Netherton syndrome: Netherton syndrome presents the opposite problem of ichthyosis. Although clinically scaly, there is typically a reduced number of layers of SC, due to unopposed enzyme (serine protease) activity due to the absence of a serine protease inhibitor, LEKTI 1, resulting from mutations in the SPINK 5 gene. Agents that remove scale (e.g., keratolytics such as the alpha-hydroxy acids and oral retinoids) have no role to play in the management of this disorder, and may further aggravate this disease. An atopic-like dermatitis and anaphylactic reactions to foods are another feature of this recessive trait. But immunosuppressants such as tacrolimus are hazardous due to the increased risk for systemic absorption and toxicity across an impaired barrier. The ideal topical therapy, instead, would be a barrier repair formulation, combined with a serine protease inhibitor, a combination that does not yet exist on the market.
Treatment of the ichthyoses can be frustrating cornification, based upon increased understanding of disease pathogenesis.
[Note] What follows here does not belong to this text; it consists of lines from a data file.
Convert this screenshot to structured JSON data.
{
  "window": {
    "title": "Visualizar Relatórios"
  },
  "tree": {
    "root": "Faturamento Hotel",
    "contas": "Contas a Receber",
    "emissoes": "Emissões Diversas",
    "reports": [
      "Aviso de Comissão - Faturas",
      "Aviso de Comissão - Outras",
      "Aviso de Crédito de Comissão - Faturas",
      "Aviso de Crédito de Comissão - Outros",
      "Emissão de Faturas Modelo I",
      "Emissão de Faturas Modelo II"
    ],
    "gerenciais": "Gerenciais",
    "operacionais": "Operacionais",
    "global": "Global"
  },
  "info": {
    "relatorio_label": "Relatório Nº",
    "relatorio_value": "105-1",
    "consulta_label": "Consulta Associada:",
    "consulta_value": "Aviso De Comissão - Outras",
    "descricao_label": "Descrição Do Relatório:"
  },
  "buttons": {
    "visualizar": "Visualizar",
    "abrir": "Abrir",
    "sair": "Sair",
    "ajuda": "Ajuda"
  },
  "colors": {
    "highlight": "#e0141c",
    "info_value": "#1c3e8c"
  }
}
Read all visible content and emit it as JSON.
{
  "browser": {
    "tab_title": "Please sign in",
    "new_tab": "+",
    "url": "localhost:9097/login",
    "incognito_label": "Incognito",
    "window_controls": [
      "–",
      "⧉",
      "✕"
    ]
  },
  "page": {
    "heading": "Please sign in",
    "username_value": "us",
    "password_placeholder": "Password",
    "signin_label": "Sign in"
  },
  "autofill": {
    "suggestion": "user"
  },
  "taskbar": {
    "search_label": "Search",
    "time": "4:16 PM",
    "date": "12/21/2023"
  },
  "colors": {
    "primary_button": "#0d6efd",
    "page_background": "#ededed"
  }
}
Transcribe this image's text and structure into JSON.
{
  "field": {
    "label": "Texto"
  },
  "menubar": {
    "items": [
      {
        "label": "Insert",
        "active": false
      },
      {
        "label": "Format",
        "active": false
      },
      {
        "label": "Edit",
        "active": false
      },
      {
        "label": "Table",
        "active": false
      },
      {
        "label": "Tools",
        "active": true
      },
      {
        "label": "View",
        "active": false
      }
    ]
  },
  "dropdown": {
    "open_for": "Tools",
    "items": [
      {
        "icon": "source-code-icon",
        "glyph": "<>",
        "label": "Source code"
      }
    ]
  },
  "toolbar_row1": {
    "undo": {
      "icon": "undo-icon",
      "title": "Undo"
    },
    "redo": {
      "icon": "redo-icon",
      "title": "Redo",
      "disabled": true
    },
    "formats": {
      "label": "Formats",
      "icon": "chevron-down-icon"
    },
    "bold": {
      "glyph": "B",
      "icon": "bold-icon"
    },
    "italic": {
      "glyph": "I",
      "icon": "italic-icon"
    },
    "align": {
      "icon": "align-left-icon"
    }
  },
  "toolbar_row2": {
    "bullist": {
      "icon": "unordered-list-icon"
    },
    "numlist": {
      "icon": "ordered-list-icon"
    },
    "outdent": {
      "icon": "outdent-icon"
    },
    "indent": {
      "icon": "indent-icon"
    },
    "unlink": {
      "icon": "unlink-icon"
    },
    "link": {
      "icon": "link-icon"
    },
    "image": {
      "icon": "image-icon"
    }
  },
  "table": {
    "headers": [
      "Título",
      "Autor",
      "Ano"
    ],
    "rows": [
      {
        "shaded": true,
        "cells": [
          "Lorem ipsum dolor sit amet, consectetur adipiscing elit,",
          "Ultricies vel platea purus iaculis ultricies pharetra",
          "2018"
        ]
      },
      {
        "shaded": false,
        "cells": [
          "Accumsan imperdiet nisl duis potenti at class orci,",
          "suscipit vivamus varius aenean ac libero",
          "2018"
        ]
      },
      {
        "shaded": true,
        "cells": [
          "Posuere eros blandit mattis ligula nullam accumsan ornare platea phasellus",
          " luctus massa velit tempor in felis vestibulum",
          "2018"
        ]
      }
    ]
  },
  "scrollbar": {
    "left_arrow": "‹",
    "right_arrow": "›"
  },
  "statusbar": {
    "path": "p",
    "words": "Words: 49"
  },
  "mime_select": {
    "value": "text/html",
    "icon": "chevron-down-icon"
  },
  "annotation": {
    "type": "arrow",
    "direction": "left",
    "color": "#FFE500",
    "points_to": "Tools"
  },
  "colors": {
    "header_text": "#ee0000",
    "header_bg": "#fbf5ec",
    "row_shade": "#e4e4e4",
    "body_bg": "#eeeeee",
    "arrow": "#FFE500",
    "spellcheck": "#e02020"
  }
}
Our suggestions should be modified as new information About disease causes and pathogenesis becomes available, and as new products Become available. Clearly, there is a gap currently between what we understand about these conditions and what we can offer patients as treatments. Yet, the approach outlined here can provide a model framework against which therapies can be devised and assessed. While we may not be able to eradicate the problem, we can instead focus efforts on those aspects of the disease that are most bothersome, and through a therapeutic partnership with your physician, it should be possible to help ichthyosis patients to achieve a comfortable, and more functional state.
Reprinted from Clinics in Dermatology, Volume 21, Mary L. Williams, MD, and Peter M. Elias, MD, "Enlightened Therapy of the Disorders of Cornification," pp. 269- 273, with permission from Elsevier.
« Back to Previous Page